One day at the conclusion of the regular Tuesday cabinet meeting the President and I lingered at the table, as was our custom, and gossiped about the affairs of the Administration and the country. These discussions were intimate and frank in every way.

A note in the social column of one of the leading papers of Washington carried the story that Colonel Harvey's daughter, Miss Dorothy Harvey, was in town and was a guest at the home of Mrs. Champ Clark. I took occasion to mention this to the President, suggesting that it would be a gracious thing on his part and on the part of Mrs. Wilson to invite Miss Harvey to the Sayre-Wilson wedding which was scheduled to take place a few days later, hoping that in this way an opening might be made for the resumption of the old relationship between the Colonel and Mr. Wilson. The President appeared greatly interested in the suggestion, saying that he would take it up with Mrs. Wilson at once, assuring me that it could be arranged. When I saw how readily he acted upon this suggestion, I felt that this was an opening for a full, frank discussion of his relations with Colonel Harvey. I approached the subject in this way: "For a long time I have wanted to discuss Colonel Harvey with you. There is no doubt, Governor, that this unfortunate episode did not sit well on the stomachs of the American people. Whether you believe it or not, the country resented your attitude toward your old friend, and out of this incident an impression has grown which is becoming stronger with each day, that you pay little regard to friendship and the obligations that grow out of it. I have been hoping that in some way the old relationship could be resumed and that you would feel free at some time in a public way to attest your real feeling for Colonel Harvey, at least by way of reciprocation for the genuine way he stood by you in the old days in New Jersey." The President looked at me in the most serious way, apparently weighing every word I had uttered, and said: "You are right, Tumulty; unfortunate impressions have been created. What can I do for Colonel Harvey to attest in some public way my appreciation of what he did for me in the old days?" I asked why, inasmuch as McCombs had declined the French Ambassadorship, this post might not be offered to Colonel Harvey, adding that I believed he coveted and would appreciate such an appointment.
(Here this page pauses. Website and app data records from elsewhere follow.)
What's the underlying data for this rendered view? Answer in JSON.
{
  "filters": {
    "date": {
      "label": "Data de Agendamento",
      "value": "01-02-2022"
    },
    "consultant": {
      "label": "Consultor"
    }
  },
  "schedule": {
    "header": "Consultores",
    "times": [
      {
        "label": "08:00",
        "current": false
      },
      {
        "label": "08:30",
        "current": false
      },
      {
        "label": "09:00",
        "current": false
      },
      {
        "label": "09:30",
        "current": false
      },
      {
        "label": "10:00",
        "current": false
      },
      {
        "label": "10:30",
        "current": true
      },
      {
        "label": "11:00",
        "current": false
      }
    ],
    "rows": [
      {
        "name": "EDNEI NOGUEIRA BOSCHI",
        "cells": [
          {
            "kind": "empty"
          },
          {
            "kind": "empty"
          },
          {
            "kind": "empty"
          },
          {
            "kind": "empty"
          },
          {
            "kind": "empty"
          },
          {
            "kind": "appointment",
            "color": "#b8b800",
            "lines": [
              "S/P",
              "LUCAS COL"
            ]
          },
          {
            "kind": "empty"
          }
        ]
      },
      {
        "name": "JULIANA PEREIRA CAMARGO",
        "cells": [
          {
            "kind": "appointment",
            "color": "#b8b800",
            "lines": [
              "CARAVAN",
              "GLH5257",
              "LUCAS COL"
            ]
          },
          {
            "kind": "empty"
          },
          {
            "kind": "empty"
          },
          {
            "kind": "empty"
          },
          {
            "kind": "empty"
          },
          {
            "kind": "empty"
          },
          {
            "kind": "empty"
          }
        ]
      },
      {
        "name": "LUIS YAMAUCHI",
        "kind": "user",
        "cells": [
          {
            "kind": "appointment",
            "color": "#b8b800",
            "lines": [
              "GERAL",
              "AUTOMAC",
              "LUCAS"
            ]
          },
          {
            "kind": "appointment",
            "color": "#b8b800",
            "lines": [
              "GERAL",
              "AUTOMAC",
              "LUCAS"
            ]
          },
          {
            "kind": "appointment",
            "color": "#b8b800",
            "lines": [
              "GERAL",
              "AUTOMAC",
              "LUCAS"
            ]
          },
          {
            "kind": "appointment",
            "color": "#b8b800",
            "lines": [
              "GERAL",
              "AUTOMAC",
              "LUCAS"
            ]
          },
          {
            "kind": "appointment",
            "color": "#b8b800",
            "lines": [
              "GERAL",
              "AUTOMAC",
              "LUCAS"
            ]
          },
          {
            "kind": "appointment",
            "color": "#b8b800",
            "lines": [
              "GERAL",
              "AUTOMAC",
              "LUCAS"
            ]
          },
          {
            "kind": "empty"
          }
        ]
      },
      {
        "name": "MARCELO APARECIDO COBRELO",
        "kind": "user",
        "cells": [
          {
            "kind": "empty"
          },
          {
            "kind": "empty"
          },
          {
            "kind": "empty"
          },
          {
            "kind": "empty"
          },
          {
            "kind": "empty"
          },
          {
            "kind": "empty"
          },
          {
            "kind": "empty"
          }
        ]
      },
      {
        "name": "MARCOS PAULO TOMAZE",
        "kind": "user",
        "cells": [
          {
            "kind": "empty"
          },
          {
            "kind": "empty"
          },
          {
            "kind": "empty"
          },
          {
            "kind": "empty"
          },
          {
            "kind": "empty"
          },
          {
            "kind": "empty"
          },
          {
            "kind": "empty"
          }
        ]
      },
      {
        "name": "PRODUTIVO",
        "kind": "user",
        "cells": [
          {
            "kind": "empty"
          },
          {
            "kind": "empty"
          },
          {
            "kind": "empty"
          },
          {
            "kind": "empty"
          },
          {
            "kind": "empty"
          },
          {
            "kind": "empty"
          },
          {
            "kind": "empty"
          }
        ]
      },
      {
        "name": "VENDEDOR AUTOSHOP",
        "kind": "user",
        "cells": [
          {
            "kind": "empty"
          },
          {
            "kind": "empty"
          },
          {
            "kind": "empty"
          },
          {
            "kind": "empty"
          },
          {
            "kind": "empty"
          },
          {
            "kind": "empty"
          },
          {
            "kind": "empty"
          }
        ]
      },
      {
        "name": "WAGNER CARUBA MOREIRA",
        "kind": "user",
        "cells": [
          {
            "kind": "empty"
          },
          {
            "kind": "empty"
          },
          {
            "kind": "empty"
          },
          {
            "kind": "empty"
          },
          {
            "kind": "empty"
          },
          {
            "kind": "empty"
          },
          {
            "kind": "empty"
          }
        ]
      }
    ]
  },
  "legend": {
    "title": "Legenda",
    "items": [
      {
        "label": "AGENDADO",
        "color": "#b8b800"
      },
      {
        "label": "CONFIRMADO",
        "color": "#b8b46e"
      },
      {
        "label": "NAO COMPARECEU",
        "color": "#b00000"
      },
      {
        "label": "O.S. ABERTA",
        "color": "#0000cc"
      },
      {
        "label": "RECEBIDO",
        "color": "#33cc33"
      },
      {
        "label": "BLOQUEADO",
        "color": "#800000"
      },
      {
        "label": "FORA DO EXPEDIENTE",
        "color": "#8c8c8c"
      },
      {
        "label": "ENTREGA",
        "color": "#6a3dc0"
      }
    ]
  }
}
The President said that this was an admirable suggestion and authorized me to get in touch with Colonel Harvey at once and make him the offer of the French post.

While my relations with Colonel Harvey were at no time strained, and, in fact, up to this day our friendship has been uninterrupted, I thought it would be more tactful if I should approach him through the junior senator from New York, James O'Gorman. Immediately upon leaving the President I went to the Army and Navy Club, where Senator O'Gorman was living, and told him of my conversation with the President in reference to Colonel Harvey. He was enthusiastic and immediately got in touch with Colonel Harvey at his home at Deal, New Jersey, told him of the President's offer, and asked for a conference. Then a thing happened which completely destroyed these plans for a reconciliation. The following Sunday an interview signed by Colonel Harvey, bitterly assailing the President, appeared in the New York Times. The fat was in the fire. Senator O'Gorman and I were silenced. When I approached the President on Monday morning to discuss further the matter with him, he said: "I greatly regret this interview of Colonel Harvey. How can I now with propriety offer him any post? Knowing Harvey as I do, he would be reluctant to take it, for the country might be of the opinion that he had yielded in his criticism of me by the offer of this appointment, and I could not in honour make the appointment now, for it might appear to the country that by this method I was trying to purchase the silence of the Colonel. I am very sorry, indeed, that the plan we discussed has fallen to the ground."

And thus the efforts of Mr. Wilson to bring about a reconciliation with his old friend ended in dismal failure.

Personae

Terms Defined

Referenced Works